Parkwood store brings new kind of gaming space to Northeast Philly

“Game the Systems,” which opened Feb. 1 on Academy Road, is part video game store, part esports lounge.

Colin Tallman opened “Game the Systems,” a video game store and lounge, Feb. 1 in Parkwood. JACK TOMCZUK / TIMES PHOTO

Colin Tallman marks milestones in his life through “formative experiences” he’s had with video games.

The first of these happened when he was 2 and watched his brother beat the first dungeon in “The Legend of Zelda” on the Nintendo Entertainment System. To Tallman, it was the “most phenomenal thing (he) had ever seen.”

Later, he remembers playing the first level of “Super Mario 64” on Christmas Day and college hangouts featuring alcohol and “Super Smash Bros. Melee.”

Tallman’s love of video games perhaps culminated Feb. 1, when he opened “Game the Systems,” a video game store and lounge in Parkwood. Housed in a former karate studio on Academy Road near Byberry Road, it’s Northeast Philadelphia’s first esports venue. 

Inside, there are a couple of small display cases featuring brand new games and older titles, but the focus at Game the Systems is the lounge.

The space features six stations, each with a couch, monitor, a Playstation 4 or Xbox One, Nintendo Switch and an older console or two. Pretty much every major system released over the past few decades is represented.

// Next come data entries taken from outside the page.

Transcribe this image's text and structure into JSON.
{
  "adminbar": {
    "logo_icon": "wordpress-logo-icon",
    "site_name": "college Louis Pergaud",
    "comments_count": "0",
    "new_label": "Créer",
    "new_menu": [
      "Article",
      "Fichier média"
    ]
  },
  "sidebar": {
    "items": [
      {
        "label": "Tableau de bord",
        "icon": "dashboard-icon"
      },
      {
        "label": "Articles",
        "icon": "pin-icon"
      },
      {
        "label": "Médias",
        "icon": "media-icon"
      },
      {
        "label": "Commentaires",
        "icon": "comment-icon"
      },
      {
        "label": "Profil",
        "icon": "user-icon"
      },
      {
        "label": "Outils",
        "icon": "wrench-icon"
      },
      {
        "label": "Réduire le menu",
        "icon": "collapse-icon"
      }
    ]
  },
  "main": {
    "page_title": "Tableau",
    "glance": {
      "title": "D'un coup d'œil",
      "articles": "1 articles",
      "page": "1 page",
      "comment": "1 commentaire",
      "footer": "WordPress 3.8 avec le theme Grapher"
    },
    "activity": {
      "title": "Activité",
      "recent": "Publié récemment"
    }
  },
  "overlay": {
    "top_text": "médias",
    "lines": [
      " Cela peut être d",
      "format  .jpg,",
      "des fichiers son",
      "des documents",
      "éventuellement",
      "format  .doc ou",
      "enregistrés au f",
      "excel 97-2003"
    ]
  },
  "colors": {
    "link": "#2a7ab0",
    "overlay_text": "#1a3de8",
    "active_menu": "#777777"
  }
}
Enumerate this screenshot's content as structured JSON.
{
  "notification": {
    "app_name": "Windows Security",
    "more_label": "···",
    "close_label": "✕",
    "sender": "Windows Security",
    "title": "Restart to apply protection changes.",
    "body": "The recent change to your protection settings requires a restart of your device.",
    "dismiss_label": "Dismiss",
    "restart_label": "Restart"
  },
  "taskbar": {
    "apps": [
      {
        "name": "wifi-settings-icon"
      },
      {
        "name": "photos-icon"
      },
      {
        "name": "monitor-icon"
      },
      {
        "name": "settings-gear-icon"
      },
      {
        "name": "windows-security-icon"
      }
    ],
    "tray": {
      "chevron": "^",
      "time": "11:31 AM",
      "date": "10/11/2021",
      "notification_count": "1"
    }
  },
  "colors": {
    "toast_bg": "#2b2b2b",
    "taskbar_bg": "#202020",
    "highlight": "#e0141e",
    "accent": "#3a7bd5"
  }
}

“The whole idea is I want people in here playing,” said Tallman, who works as a chemist by day and lives with his family down the street from the shop. “As far as I’m concerned, this is kind of what video game stores are going to look like in five, 10 years.”

For $10, a person or group of up to seven people can rent a station for an hour. That entitles them to whatever available game and system suit their fancy. The first controller is free, and subsequent controllers are rented for $5, but gamers can avoid that fee by bringing their own. There’s also snacks and drinks for sale.

Anyone who chooses a game released in the last week or an older console gets double time, so $10 for two hours. Customers can trade their old games in for game time valued at the full retail price of the title or store credit. 

Tallman’s business model is predicated on gamers bringing him their old titles for time in the lounge. He can make pure profit by reselling the used games.

“To them, it’s basically free because those games that they got rid of to me were just sitting around anyway,” he said. “They weren’t even playing with them. So, it’s a win-win for everybody.”

The store’s three weekly events have proven to be the main draw thus far. On Fridays, Tallman hosts a “Fortnite” tournament; “Super Smash Bros. Ultimate” nights are held on Wednesday; and there’s a competition involving a rotating sports game on Sundays.

Tallman used to be a technician at Dave & Buster’s on Columbus Boulevard, and he became disillusioned with the quality of games that were being offered. Some were novelty experiences; others were casino-like games of chance, he said.

So, he made an arcade for the esports generation.

The growing industry surrounding video game competition, known as esports, tops $1 billion worldwide, according to Forbes. Comcast Spectacor is investing in a $50 million esports stadium planned for the South Philadelphia Sports Complex, and Philly Fusion, an esports team, reportedly drew a large crowd to its season opener Saturday at The Met.

“On the global scale, Philadelphia’s kind of up there in terms of esports and the interest that people have in it,” said Tallman. 

Game the Systems, he said, has all the bells and whistles to attract competitive gamers. All of the consoles are hooked up with ethernet and the monitors are ultra-low latency, meaning characters on the screen react as soon as you press a button.

Tallman, a competitive Smash Bros. player himself, said he has been embraced by the tight-knit and supportive competitive gaming community.

He believes his store has an edge on traditional video game shops, which usually do not have lounges where gamers can spend hours playing. People have the ability to try out titles before dropping $60.

“The one thing I can’t do at a GameStop is try a game out, play it,” Tallman said. “Maybe I only want to play Spider-Man for two hours before I’m like, all right, I get the gist of this, and I’m done.”

Game the Systems was founded with kids in mind, and, so far, his primary clientele has been middle and high school students who live nearby. 

Tallman, who speaks passionately and knowledgeably about gaming, enjoys introducing teenagers to older systems and titles, some of which were released before they were born.

In the future, he hopes to hold more events, like invitational tournaments, and set up esports leagues for kids at local schools. He also has a station with a streaming set-up, which he wants to use to make gaming videos for YouTube and broadcast on Twitch, a popular streaming platform for gamers.

“We’re trying to be as in the center of the gaming space as we can get for being a relatively small store,” he said. ••

For more information about Game the Systems, 12330 Academy Road, visit www.gamethesystems.com or call 215-618-3588.